Gardens, Grants and Grace
The Young Adult Ministry at Manchester United Methodist Church has worked to switch its mission focus from working “for” persons in need of assistance to working “with” those same persons and communities to build relationships and develop long-term solutions to food insecurity and poverty. Partnering with Kingdom House (the award-winning United Methodist social service agency) and a community garden in the Kingdom House neighborhood in south St. Louis City, the Manchester youth are expanding the garden with the addition of a new chicken coop. The Foundation grant was used for materials to build the coop.
Ministry Grant of $1,000
Under the leadership of Youth Pastor Winter DeGraaf-Hamilton, the Young Adult Ministry is expanding into St. Louis City, working with other youth from across the city, and conducting a small group Bible study using the Urban Forum curriculum at Kingdom House. (That curriculum was developed by Kingdom House with the assistance of another Foundation grant!) Last year, over 1,000 pounds of food were either sold to raise funds for the project or distributed directly through the Kingdom House emergency food pantry.
“We believe this is a risk-taking mission,” states DeGraaf-Hamilton. “This program has come a long way in a little over a year and a half.”
Wesley UMC Jefferson City
Ministry Grant of $3,750“Some of these young, single mothers had never had a fresh green bean before,” explained Wilma Wilcoxson, a member of the Opus Adult Sunday School class at Wesley United Methodist Church in Jefferson City. She is describing how produce from the church’s community garden was shared with the participants in one of the church’s outreach ministries. “We showed them how to prepare them, and they were thrilled.”
That is just one of the many ways the Wesley United Methodist Church in Jefferson City has been able to turn their community garden into community outreach and ministry. The Young Adults group at Wesley grew a “salsa garden.” The tomatoes and peppers were used to cook and can salsa that was then sold as a fundraiser. They learned how to grow, cook, and can, while raising $300 that was donated to the Samaritan Center, a local interfaith social service agency.
The Foundation grant has helped purchase a new tiller and other equipment. “We are excited about our community garden and how well it has been received,” states volunteer David McAllister. “It is a way to bring people of all stripes together.”

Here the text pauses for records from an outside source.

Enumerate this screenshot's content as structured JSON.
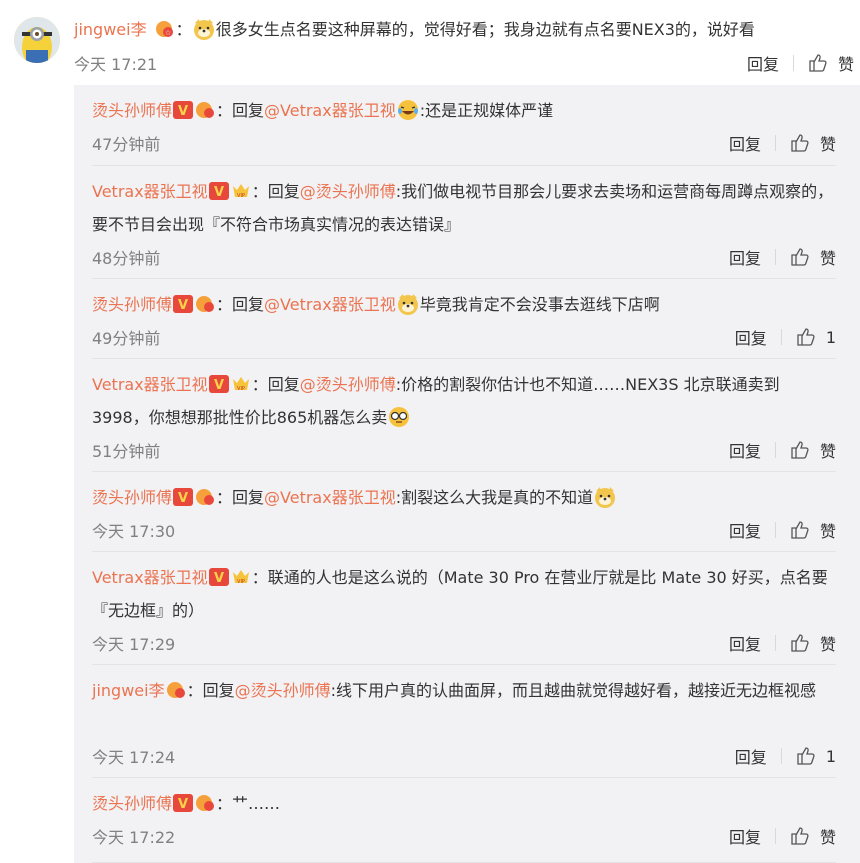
{
  "main": {
    "user": "jingwei李",
    "colon": "：",
    "text": "很多女生点名要这种屏幕的，觉得好看；我身边就有点名要NEX3的，说好看",
    "time": "今天 17:21",
    "reply_label": "回复",
    "like_label": "赞"
  },
  "replies": [
    {
      "user": "烫头孙师傅",
      "badge": "v-red",
      "prefix": "：回复",
      "mention": "@Vetrax器张卫视",
      "text": ":还是正规媒体严谨",
      "emoji": "laugh-cry",
      "time": "47分钟前",
      "reply_label": "回复",
      "like_label": "赞"
    },
    {
      "user": "Vetrax器张卫视",
      "badge": "v-vip",
      "prefix": "：回复",
      "mention": "@烫头孙师傅",
      "text": ":我们做电视节目那会儿要求去卖场和运营商每周蹲点观察的，要不节目会出现『不符合市场真实情况的表达错误』",
      "time": "48分钟前",
      "reply_label": "回复",
      "like_label": "赞"
    },
    {
      "user": "烫头孙师傅",
      "badge": "v-red",
      "prefix": "：回复",
      "mention": "@Vetrax器张卫视",
      "text": "毕竟我肯定不会没事去逛线下店啊",
      "emoji": "doge",
      "time": "49分钟前",
      "reply_label": "回复",
      "like_label": "1"
    },
    {
      "user": "Vetrax器张卫视",
      "badge": "v-vip",
      "prefix": "：回复",
      "mention": "@烫头孙师傅",
      "text": ":价格的割裂你估计也不知道……NEX3S 北京联通卖到3998，你想想那批性价比865机器怎么卖",
      "emoji": "glasses",
      "time": "51分钟前",
      "reply_label": "回复",
      "like_label": "赞"
    },
    {
      "user": "烫头孙师傅",
      "badge": "v-red",
      "prefix": "：回复",
      "mention": "@Vetrax器张卫视",
      "text": ":割裂这么大我是真的不知道",
      "emoji": "doge",
      "time": "今天 17:30",
      "reply_label": "回复",
      "like_label": "赞"
    },
    {
      "user": "Vetrax器张卫视",
      "badge": "v-vip",
      "prefix": "：",
      "mention": "",
      "text": "联通的人也是这么说的（Mate 30 Pro 在营业厅就是比 Mate 30 好买，点名要『无边框』的）",
      "time": "今天 17:29",
      "reply_label": "回复",
      "like_label": "赞"
    },
    {
      "user": "jingwei李",
      "badge": "fan",
      "prefix": "：回复",
      "mention": "@烫头孙师傅",
      "text": ":线下用户真的认曲面屏，而且越曲就觉得越好看，越接近无边框视感",
      "time": "今天 17:24",
      "reply_label": "回复",
      "like_label": "1"
    },
    {
      "user": "烫头孙师傅",
      "badge": "v-red",
      "prefix": "：",
      "mention": "",
      "text": "艹……",
      "time": "今天 17:22",
      "reply_label": "回复",
      "like_label": "赞"
    }
  ],
  "colors": {
    "accent": "#eb7350",
    "panel": "#f2f2f5",
    "meta": "#808080"
  }
}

The Foundation Ministry Grant program seeks to nurture the seeds of ministry and congregational effectiveness across our state. The next deadline for grant proposals is April 1. The grants are made possible by gifts from individuals who have built, and continue to build, the grant and scholarship endowments at the Foundation. To make a gift, to create a lasting legacy or to apply for a grant, please contact the Foundation or go to www.mumf.org.